Return all lines from the entries below in which the word "keyword" is present.
┏━━
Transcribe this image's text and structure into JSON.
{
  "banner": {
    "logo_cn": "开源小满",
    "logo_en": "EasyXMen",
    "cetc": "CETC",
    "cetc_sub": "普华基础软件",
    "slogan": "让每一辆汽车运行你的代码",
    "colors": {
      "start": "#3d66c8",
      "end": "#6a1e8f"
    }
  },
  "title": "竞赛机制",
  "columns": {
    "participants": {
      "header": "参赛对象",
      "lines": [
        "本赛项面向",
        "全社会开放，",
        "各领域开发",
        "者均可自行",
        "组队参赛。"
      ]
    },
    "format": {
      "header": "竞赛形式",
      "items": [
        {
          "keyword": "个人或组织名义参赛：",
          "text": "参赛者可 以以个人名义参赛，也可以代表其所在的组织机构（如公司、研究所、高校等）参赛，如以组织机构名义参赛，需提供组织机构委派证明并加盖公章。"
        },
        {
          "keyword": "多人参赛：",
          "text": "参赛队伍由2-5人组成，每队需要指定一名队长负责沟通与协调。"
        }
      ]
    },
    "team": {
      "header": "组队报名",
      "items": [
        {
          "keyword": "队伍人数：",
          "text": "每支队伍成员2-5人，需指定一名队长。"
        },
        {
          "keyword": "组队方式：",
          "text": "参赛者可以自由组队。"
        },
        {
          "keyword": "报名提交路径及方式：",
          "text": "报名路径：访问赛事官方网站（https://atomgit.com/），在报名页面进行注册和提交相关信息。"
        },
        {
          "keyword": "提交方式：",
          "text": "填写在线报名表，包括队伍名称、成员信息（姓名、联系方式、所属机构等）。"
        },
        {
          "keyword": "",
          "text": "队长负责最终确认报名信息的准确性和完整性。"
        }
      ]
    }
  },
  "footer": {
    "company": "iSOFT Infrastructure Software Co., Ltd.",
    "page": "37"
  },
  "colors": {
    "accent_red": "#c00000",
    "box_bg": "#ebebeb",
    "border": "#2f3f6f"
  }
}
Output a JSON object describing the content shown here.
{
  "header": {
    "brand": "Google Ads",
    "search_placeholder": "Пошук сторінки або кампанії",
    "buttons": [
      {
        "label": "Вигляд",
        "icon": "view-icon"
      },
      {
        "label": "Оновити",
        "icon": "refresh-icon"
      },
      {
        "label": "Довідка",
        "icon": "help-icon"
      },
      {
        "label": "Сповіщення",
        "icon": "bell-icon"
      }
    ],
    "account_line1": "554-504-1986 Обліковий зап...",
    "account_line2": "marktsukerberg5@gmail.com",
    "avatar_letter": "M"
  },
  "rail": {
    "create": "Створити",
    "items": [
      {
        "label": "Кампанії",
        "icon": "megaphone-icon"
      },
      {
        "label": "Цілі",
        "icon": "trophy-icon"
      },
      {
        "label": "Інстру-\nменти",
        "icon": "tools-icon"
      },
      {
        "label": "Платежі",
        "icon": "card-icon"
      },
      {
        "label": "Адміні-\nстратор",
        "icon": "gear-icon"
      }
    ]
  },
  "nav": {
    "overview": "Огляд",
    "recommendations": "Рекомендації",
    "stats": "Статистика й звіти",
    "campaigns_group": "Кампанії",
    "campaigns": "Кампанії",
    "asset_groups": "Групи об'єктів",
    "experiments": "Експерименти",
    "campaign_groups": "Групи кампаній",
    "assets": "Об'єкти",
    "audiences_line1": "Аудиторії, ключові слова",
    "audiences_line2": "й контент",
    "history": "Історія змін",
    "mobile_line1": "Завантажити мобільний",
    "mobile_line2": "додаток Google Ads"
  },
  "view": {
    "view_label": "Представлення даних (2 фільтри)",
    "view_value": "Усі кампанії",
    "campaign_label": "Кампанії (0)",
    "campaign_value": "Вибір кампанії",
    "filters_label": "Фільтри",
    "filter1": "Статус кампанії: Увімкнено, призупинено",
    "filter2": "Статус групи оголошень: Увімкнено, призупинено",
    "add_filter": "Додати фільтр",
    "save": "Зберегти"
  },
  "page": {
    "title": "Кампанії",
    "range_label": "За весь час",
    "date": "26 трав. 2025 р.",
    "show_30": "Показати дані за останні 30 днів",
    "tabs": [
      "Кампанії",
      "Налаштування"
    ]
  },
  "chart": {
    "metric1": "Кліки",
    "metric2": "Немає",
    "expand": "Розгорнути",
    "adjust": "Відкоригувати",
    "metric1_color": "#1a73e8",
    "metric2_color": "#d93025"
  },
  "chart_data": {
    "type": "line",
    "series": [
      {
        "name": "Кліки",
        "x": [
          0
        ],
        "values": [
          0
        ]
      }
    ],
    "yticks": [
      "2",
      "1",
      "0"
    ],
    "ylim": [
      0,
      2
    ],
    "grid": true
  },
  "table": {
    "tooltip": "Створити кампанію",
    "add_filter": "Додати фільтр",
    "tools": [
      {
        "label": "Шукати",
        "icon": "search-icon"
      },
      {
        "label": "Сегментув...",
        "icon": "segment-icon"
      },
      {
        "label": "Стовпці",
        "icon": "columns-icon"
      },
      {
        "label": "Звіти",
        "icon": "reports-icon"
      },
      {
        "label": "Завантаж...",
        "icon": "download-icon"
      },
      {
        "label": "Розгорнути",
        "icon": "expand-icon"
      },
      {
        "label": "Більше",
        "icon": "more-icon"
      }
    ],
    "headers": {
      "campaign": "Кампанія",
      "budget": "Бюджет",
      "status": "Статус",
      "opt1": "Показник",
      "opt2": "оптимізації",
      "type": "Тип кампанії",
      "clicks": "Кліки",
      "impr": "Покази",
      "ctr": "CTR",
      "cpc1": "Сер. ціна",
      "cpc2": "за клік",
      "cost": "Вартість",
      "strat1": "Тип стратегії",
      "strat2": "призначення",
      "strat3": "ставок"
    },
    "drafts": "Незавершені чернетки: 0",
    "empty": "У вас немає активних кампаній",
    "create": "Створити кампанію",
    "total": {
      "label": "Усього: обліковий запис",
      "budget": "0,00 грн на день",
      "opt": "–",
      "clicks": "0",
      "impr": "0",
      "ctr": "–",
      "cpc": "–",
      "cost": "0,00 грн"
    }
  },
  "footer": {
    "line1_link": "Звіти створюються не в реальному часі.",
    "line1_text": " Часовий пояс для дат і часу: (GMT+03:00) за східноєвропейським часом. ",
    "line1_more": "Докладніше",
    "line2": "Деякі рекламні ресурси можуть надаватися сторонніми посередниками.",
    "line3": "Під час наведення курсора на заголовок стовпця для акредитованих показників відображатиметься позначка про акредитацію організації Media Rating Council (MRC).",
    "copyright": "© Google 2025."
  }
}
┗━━
◆ WRITTEN RESPONSE:
          "keyword": "个人或组织名义参赛：",
          "keyword": "多人参赛：",
          "keyword": "队伍人数：",
          "keyword": "组队方式：",
          "keyword": "报名提交路径及方式：",
          "keyword": "提交方式：",
          "keyword": "",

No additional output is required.